Greg conveyed that when he first started out he wasn’t certain how to do this, but like a parent who learns what his child needs as she grows, he experimented and, with the help of the squash community, added activities and experiences for the kids that would help them to thrive. In talking with Greg a few years ago, well after SquashBusters had become one of the model program in NUSEA, he reiterated that he still did not have a complex “theory of change”, but increasingly ascribed to the idea that different kids needed different things at different times in their lives, and that programs such as his should do their best to help them to get what they need, whatever these things may be.

What Project Coach has learned from programs like SquashBusters and people like Greg, is that the “magic sauce” of model youth development programs is simple to conceptualize, but time and resource intensive. Like most things that are worthwhile, it entails lots of “practice and work” in some core activity, such as a sport or artistic endeavor, which allows a community of peers, teachers, coaches, and supporters to build scaffolding around each participant to give him or her what he or she needs in transitioning from childhood to adulthood. As Greg and his colleagues have often stated, their programs are not really about developing elite squash players, just as Project Coach is not about developing professional coaches. They are about engaging kids, connecting them to a supportive community, and empowering them to compete with their more priviledged peers in other contexts that will critically impact their futures, such as school.  

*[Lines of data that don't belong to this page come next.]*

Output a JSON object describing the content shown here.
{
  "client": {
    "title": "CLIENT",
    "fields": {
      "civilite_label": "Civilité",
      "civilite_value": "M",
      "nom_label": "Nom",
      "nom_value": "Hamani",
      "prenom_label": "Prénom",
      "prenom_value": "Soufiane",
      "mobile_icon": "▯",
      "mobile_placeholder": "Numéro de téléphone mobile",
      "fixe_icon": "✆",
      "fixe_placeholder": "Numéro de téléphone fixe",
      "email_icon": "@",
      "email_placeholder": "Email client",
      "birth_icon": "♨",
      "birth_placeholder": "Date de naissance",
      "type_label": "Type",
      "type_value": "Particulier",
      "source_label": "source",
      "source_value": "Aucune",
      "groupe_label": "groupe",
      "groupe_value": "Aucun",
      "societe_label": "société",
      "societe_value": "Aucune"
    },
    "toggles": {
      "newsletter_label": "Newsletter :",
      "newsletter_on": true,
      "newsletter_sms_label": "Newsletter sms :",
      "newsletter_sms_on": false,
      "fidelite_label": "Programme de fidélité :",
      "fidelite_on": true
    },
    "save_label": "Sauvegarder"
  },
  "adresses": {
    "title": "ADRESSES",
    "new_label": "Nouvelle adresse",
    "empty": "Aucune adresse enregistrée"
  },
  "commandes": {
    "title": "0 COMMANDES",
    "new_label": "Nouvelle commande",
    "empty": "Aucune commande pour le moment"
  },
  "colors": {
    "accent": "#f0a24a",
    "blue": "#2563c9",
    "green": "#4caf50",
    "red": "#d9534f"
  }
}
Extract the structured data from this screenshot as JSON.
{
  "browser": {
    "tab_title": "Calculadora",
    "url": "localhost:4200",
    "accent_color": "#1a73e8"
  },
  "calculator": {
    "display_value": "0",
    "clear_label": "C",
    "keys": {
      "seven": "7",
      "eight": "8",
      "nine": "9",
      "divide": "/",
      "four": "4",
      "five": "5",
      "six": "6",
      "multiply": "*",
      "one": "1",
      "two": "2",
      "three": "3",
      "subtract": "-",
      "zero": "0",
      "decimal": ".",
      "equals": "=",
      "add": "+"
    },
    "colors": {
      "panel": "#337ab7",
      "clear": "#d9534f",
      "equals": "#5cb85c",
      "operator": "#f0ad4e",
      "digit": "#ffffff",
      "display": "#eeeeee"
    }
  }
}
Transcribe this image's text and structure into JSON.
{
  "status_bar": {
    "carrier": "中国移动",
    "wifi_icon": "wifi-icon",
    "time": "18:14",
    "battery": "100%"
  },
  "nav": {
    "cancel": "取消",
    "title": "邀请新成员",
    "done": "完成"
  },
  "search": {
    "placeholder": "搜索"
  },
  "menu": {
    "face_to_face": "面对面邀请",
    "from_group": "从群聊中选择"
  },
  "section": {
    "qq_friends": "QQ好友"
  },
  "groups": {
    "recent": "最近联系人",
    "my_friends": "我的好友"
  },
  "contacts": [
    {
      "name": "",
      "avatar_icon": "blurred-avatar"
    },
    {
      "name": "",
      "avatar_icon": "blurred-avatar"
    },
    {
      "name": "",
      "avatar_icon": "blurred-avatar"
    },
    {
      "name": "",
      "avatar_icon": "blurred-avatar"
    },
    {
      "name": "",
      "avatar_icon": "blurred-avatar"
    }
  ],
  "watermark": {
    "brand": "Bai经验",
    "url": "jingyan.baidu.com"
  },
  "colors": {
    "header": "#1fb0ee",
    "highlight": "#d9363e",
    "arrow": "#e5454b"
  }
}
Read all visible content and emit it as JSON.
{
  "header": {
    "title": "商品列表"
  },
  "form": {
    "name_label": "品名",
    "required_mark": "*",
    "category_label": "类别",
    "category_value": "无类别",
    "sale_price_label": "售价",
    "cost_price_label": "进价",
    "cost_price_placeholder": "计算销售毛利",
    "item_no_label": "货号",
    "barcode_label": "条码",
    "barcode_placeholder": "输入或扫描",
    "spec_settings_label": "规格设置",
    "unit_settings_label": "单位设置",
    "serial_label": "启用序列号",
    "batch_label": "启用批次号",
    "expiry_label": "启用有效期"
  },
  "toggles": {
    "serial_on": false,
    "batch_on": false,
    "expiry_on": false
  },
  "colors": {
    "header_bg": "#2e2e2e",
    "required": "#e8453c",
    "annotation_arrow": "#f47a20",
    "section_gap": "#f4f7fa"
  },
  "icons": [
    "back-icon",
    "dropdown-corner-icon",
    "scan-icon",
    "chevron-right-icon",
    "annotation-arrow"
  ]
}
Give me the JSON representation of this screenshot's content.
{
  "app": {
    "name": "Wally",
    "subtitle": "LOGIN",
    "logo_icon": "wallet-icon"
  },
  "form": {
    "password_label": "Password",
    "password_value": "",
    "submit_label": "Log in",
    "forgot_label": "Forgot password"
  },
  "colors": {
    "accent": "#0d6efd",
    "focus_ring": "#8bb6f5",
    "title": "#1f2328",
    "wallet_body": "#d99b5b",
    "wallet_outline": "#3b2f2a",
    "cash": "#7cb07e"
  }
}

We at Project Coach are greatful to Greg, as is NUSEA, for helping us all better understand what youth development work is about. In essence, it is not all that complicated, as he shows us that communities need to love (embrace) their youth and provide them with the things that they need in order to thrive. To paraphrase coaching legend Vince Lombardi, we know how to make this happen, but the question becomes whether or not we have the will to do so? As we learn from Greg, and folks like him, they are “forces of nature” who have shown us how one person’s vision and tenacity can make a difference in the lives of so many struggling kids who start out with little chance of competing in a world increasingly favoring those born into the right circumstances. Yet, SquashBuster kids are beating the odds by a large margin. Just take a look at what his kids think about him and the program that he started 20 years ago.